So rather than compete on price Walgreens, CVS and soon Rite Aid (NYSE:RAD) are using education to create a value added service for their customers with diabetes. An effort that is long overdue when you consider that according to www.healthyoutcomes.com nearly 70% of patients with diabetes view their pharmacy as just a place to pick up their prescriptions. What this tells the pharmacy chains, is that in the eyes of the consumer there is no difference between the chains, or put another way no brand loyalty. There hope is by offering these education programs consumers will begin to see their pharmacy as actually helping them manage their diabetes more effectively.
The major question becomes not will education be effective, we already know that education is the most effective tool for improving patient outcomes. The real question is can these chains provide the education cost effectively. Diabetic Investor raises this point as both the Walgreens and CVS diabetes projects are based on the successful Asheville project. According to the study published in the American Journal of Health-System Pharmacists; “the Asheville Project has inspired a new health care model for individuals with chronic conditions.” The only problem with following this model is the cost involved as the Asheville Project involves face to face interventions between the patient and the pharmacist.

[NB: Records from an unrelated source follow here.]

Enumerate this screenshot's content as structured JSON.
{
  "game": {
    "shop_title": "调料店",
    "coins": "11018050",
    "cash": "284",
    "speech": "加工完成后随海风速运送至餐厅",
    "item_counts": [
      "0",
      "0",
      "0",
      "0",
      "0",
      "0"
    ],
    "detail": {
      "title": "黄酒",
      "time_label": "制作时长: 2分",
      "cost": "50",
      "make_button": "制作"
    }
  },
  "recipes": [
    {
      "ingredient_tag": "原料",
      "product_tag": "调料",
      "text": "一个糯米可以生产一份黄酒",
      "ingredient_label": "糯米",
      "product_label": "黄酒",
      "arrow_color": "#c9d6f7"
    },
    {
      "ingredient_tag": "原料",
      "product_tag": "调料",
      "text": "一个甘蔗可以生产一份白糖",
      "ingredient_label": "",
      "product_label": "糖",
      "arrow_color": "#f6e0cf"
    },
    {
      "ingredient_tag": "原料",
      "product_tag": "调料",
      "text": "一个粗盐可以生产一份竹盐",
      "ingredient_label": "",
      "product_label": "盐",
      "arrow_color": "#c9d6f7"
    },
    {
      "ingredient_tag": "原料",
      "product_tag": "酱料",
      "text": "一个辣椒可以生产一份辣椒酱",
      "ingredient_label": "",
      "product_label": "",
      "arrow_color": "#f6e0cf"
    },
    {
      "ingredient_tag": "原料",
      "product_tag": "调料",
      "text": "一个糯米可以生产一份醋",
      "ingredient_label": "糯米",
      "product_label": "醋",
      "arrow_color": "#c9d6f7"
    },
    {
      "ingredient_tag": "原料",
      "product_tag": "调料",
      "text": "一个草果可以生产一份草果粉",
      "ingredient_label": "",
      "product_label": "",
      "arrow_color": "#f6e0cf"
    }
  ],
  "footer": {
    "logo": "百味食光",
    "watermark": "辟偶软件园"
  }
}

Diabetic Investor does not question the role of the pharmacist as the pharmacist is a valued member of the patient’s health care team. The real issue is time and money. The fact is pharmacists cost money and there are only so many hours in the day. Each patient intervention with a patient takes the pharmacist away from their primary function which is filling prescriptions. Additionally even with a pharmacist whose sole function is to educate patients they can only see a limited amount of patients each day. Finally the Asheville Project relies on the patient not only coming into the store but spending additional time in the store for the intervention.

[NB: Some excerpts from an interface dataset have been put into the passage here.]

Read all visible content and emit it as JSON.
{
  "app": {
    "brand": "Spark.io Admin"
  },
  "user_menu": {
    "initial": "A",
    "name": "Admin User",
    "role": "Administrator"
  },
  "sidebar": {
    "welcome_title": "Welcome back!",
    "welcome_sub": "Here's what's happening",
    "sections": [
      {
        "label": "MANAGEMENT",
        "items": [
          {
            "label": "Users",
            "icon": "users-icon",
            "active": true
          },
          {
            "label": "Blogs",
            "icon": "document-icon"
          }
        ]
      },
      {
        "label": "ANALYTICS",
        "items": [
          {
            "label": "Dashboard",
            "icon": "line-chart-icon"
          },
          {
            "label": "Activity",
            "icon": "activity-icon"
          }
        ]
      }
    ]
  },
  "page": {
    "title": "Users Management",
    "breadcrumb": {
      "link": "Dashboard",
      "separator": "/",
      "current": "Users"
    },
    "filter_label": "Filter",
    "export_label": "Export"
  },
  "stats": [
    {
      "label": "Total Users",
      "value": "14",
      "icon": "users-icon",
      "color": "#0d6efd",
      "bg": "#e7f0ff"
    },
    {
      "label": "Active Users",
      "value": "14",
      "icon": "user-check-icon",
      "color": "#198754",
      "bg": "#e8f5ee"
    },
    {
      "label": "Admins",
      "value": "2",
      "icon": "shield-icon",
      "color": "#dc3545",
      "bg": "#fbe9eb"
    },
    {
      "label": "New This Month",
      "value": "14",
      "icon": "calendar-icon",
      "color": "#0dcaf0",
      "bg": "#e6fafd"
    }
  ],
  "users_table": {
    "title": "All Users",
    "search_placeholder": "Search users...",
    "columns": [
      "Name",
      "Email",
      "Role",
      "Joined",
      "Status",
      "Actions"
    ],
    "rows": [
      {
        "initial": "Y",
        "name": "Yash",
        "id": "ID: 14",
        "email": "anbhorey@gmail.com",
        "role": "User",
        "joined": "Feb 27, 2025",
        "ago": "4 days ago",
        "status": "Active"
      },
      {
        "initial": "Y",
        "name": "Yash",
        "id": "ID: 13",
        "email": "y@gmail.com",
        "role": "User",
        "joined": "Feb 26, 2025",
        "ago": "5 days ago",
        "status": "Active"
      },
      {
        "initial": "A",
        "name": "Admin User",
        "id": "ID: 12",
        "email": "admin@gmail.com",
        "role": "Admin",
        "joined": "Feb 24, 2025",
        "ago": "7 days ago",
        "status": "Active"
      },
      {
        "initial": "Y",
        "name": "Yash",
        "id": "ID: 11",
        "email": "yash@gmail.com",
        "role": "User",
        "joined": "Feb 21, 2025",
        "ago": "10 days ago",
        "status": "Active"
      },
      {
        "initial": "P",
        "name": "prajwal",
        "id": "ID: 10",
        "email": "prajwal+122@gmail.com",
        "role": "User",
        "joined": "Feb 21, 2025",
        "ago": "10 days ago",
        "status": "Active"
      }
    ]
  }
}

To enhance participation in their project CVS incentivized patients to enroll. According to their press release; “Enrolled members receive co-pay waivers on disease-related medications (generic and preferred brands) as well as related supplies and non-prescription products.
“We wanted to implement a program that would incentivize our employees living with chronic diseases such as diabetes to take an active role in their health care in order to improve their overall health,” said Michael Kushner, Director, Risk Management, Polk County Government.”

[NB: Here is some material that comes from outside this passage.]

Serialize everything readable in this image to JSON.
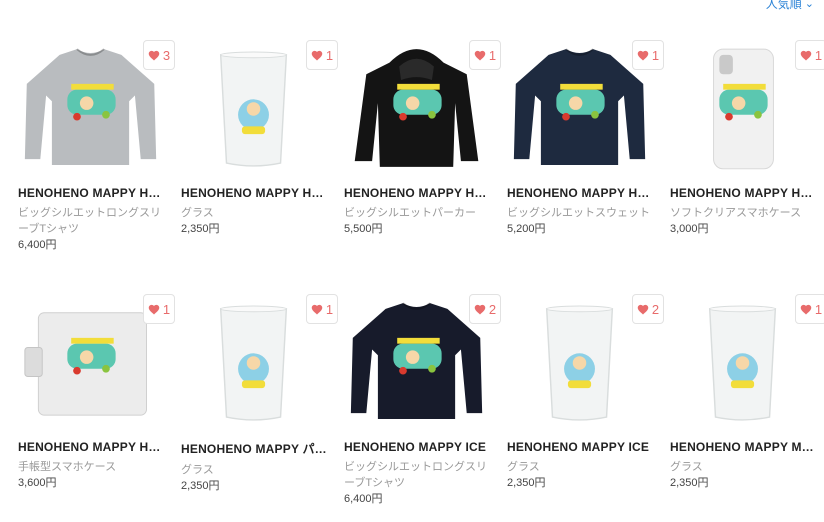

Given the outstanding results generated by the Asheville Project Diabetic Investor believes CVS and Walgreens are on the right path. However, to fully capture the benefits of patient education they will need to take a page out of the Wal Mart playbook and enhance their efforts by embracing the power of the internet. As effective as one on one education is, the internet is the most cost effective method for reaching the largest amount of consumers. Combined with a well thought out internet presence, CVS and Walgreens have an opportunity to have a measurable impact on millions of lives.
Even with the limitations of following the Asheville Project Diabetic Investor is overjoyed to see that companies are finally waking up the fact that patient education is not just good for the patient but good for the bottom line too. Perhaps with major companies like Wal Mart, Walgreens and CVS embracing patient education others will jump on the education bandwagon, believe Diabetic Investor when we say there is plenty room on the wagon. We’re off to a good start but still have a long way to go.